​Mister Chief Justice and may it please the court…

​Moot court is something special. It transcends the everyday and takes you to a higher plane of thought. At least, that’s how I think of it. I LOVE moot court, but I’ll be the first to tell you that it is HARD. However, I have learned that if you invest in it, moot court will grow you into a stronger, smoother speaker who gives mic-drop answers using razor-sharp reasoning skills.

​I would like to give you a few tips to approaching moot court that makes you a better advocate and helps you have more fun. These aren’t just abstract tips. I’ve actually done these. In fact, I’m doing them right now as I prepare to compete at Nationals in collegiate moot court.

Fully immerse yourself in moot court
​Moot court can be daunting at first. And two months in. And six months in. In all honesty, I’m still intimidated by it to this day. That’s ok. The Supreme Court of the United States is daunting too. Ask anyone who has argued before the Supreme Court.

​“Come on, Hope,” you say. “It’s just pretend. We’re not actually arguing for a real person in front of the real Supreme Court.” To which I say, “but what if it were real? What if you actually were arguing for a real person before the real Supreme Court trying to affect real change?”

​That is the attitude you should have when you compete in moot court. Take it seriously! Fully immerse yourself in the role of The Attorney: arguing passionately on behalf of your client, who has been seriously injured; or defending the United States of America, who has done nothing wrong. Don’t do it half-heartedly. You get out of moot court what you put into it. So throw your whole self into it! Treat every round as if it were your one chance to speak before the Supreme Court of the United States (SCOTUS). Your client is counting on you for justice. Act like it.
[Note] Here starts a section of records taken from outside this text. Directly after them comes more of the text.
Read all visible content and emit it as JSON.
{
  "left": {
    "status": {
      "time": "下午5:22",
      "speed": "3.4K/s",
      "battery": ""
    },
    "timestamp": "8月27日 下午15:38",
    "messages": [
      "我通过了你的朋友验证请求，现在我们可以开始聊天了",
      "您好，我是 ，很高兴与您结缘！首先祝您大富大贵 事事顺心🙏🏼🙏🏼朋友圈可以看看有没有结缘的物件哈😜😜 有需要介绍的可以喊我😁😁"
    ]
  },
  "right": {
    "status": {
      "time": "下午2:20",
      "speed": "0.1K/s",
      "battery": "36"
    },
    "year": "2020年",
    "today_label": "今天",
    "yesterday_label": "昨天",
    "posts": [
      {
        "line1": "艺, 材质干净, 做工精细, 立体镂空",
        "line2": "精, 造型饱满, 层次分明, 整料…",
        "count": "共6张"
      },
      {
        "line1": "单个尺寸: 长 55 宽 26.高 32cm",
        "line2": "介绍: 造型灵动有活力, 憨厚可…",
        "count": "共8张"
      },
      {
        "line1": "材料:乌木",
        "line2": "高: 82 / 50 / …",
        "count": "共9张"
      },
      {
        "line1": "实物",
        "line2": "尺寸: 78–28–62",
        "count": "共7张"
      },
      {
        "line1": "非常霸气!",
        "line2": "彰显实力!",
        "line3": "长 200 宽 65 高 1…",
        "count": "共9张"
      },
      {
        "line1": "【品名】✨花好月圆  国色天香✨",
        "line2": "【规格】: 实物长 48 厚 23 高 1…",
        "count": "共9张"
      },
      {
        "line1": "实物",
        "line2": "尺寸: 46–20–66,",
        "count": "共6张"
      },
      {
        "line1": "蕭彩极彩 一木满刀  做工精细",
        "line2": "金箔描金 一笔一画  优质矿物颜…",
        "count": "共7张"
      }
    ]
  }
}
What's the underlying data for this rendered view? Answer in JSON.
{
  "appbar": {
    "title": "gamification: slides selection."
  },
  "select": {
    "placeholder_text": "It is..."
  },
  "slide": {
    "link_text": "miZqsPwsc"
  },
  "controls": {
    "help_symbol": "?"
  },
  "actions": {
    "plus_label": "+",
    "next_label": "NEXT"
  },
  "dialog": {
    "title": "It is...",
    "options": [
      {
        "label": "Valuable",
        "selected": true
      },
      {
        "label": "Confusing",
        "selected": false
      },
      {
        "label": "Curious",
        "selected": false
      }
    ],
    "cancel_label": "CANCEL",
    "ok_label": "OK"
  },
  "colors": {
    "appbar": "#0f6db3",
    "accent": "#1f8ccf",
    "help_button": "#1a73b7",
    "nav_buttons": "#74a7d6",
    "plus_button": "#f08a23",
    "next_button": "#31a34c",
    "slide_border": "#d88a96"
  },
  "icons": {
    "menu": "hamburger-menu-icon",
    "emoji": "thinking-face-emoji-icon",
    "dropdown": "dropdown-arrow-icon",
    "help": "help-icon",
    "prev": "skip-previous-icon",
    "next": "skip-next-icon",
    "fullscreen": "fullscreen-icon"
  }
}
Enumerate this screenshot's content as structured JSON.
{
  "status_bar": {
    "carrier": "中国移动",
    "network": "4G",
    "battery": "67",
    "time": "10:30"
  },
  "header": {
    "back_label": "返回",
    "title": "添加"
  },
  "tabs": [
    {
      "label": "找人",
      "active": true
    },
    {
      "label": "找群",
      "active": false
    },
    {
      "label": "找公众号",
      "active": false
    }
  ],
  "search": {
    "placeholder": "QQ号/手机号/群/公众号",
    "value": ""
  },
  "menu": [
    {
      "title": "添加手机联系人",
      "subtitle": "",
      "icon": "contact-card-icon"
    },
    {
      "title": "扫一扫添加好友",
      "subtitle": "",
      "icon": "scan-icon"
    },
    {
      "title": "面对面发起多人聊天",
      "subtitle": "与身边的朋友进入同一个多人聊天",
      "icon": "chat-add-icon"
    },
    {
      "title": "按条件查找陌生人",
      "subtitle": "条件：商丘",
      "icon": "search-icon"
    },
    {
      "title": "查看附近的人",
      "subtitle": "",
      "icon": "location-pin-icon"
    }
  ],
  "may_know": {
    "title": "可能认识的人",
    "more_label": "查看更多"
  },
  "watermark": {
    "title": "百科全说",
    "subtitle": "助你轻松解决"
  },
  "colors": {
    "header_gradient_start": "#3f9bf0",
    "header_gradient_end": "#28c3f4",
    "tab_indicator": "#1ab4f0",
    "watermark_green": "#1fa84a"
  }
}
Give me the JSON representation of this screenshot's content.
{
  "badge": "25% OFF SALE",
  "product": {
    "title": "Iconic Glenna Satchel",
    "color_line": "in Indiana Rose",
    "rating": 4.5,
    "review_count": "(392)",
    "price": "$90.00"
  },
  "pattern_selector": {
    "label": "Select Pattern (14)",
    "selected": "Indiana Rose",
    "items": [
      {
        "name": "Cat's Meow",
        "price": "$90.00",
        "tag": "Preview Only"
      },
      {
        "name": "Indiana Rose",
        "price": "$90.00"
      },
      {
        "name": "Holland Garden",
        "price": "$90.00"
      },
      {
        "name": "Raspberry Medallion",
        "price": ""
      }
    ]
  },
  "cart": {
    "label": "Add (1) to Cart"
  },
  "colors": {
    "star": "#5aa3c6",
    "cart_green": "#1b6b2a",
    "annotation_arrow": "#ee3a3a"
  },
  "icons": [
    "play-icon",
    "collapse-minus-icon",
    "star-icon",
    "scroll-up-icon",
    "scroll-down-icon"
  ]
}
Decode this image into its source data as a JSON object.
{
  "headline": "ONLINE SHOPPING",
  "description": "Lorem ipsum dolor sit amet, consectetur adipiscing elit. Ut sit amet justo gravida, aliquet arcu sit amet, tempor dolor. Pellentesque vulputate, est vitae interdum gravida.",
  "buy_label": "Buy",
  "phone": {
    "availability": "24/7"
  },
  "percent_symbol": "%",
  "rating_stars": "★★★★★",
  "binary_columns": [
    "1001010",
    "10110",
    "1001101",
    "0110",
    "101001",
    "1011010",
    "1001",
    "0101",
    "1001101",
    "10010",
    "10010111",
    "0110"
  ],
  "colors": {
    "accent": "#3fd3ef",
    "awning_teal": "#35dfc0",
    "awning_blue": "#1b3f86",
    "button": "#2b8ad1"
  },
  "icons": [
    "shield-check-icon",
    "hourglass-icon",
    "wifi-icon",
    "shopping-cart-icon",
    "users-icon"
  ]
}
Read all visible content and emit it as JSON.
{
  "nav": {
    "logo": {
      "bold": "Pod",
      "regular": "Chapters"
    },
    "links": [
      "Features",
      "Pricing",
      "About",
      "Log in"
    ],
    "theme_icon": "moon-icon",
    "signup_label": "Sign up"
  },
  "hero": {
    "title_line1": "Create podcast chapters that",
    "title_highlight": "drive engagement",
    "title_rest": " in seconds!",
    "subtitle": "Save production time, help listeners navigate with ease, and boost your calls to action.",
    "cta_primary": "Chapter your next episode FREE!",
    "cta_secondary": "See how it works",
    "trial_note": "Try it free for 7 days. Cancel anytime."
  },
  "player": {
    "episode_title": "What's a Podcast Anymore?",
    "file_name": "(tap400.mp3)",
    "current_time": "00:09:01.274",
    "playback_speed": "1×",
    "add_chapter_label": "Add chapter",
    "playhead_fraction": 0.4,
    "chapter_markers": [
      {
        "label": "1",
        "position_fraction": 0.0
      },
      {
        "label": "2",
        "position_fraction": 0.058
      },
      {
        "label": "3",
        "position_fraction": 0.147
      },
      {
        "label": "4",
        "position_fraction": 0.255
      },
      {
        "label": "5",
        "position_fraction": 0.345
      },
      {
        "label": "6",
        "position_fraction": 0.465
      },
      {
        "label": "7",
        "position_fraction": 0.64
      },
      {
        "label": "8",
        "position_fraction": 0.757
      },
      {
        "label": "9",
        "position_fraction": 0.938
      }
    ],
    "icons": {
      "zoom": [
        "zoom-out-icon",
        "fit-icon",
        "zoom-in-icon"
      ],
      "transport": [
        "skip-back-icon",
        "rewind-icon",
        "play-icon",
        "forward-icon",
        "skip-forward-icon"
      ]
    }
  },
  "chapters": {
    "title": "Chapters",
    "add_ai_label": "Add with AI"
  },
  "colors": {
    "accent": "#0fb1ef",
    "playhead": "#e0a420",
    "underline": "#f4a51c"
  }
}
Read the cases
​Real talk: life is busy. Between high school (or college) classes, SAT prep, and everything else you are doing, your time is very limited. I get it. But actually reading the cases is invaluable to your moot court preparation for a few reasons:

  • Quotes
    ​SCOTUS has some pretty punchy lines. Use them to your advantage. Memorize them to use as answers to questions. Incorporate them into your arguments. Respond to opposing counsel’s arguments with them. They are wonderful little tools.
  • Actually understanding the cases
    ​This one seems like a no-brainer, but I can’t tell you how many times I have heard cases misrepresented or misquoted because counsel hasn’t actually read the case. Read the whole thing. Read the footnotes. Read the concurrences and dissents. Read it all.
  • Commentary on other cases
    ​It is common for cases to comment on past cases. Sometimes, SCOTUS overturns past cases (a fancy way of saying that they were wrong). They may even comment on cases you have available to you. That can increase your understanding of those cases, show you how to apply them to different circumstances, and distinguish the rule from dicta. (if you have no idea what I just said, let me explain: the “rule” is the part of a case that is binding on lower courts. It is the actual decision and the reasoning behind it that causes real change. It is how they answer the question presented to them. Anything else, like commentary on other cases or thoughts about potential future cases, is “dicta,” which is the non-binding opinion of the court. Dicta can be great for persuasive or rhetorical appeal, but it is not binding on the court.)

​​Tune into Hope’s next article for tips on – how to read cases…

Hope Turner is a Lasting Impact! Team Member and Coach. She is the reigning Moot Court Champion, along with her partner Hope Rawlson. For more one on one coaching, contact us.